# Task directions
Collect all lines containing the word "comment" from the data.

Dataset rows describing interfaces

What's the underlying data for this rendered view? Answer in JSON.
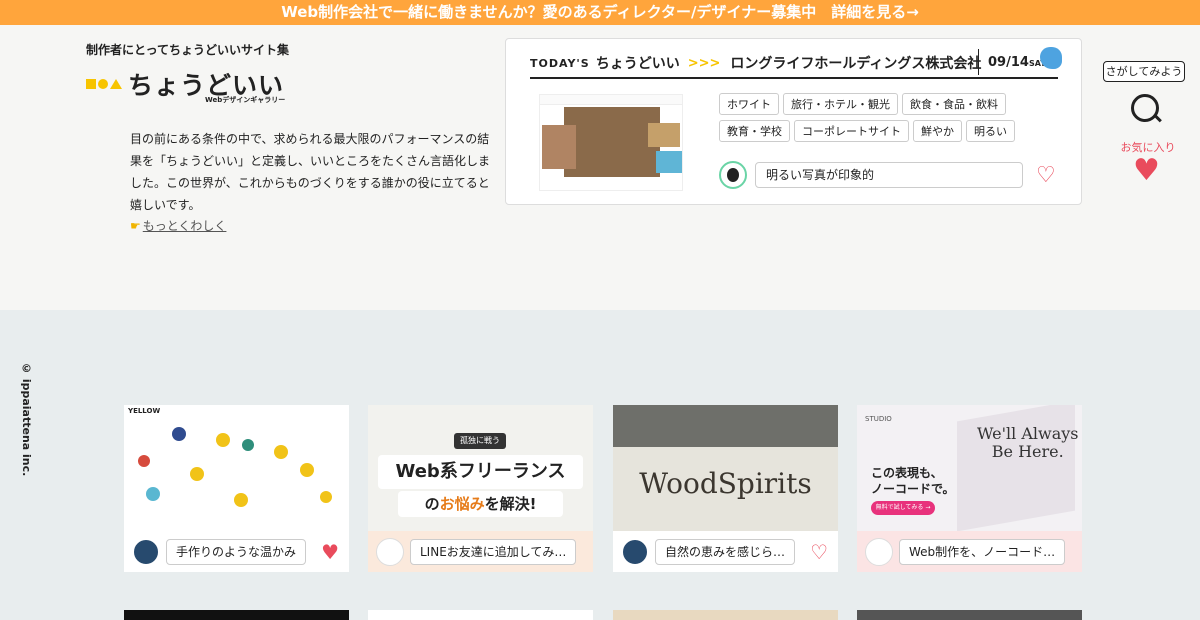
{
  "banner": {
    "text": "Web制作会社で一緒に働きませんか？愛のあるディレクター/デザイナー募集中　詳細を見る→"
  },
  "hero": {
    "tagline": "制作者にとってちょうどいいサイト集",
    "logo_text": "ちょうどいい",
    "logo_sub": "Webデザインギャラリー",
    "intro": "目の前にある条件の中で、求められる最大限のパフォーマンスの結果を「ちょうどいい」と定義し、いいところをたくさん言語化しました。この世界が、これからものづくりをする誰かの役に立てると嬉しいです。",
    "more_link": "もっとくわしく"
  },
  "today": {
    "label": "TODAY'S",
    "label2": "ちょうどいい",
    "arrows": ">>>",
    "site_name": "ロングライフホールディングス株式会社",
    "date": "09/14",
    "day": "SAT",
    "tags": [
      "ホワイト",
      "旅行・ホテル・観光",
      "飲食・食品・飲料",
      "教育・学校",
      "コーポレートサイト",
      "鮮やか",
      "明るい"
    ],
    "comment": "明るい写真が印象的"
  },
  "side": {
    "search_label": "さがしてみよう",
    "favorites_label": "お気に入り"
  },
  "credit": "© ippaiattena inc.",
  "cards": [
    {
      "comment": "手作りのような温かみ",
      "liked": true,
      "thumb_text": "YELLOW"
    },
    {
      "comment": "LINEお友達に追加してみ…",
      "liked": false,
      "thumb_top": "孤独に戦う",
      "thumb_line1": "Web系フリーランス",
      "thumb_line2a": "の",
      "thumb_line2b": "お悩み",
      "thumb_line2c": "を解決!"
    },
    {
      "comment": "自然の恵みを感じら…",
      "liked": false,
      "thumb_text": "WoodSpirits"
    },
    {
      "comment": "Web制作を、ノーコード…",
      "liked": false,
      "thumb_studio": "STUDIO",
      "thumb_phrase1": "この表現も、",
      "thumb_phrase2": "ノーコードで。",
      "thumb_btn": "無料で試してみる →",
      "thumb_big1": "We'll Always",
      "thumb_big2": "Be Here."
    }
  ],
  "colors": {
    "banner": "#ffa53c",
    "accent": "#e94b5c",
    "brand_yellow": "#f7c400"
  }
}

# Response area
    "comment": "明るい写真が印象的"
      "comment": "手作りのような温かみ",
      "comment": "LINEお友達に追加してみ…",
      "comment": "自然の恵みを感じら…",
      "comment": "Web制作を、ノーコード…",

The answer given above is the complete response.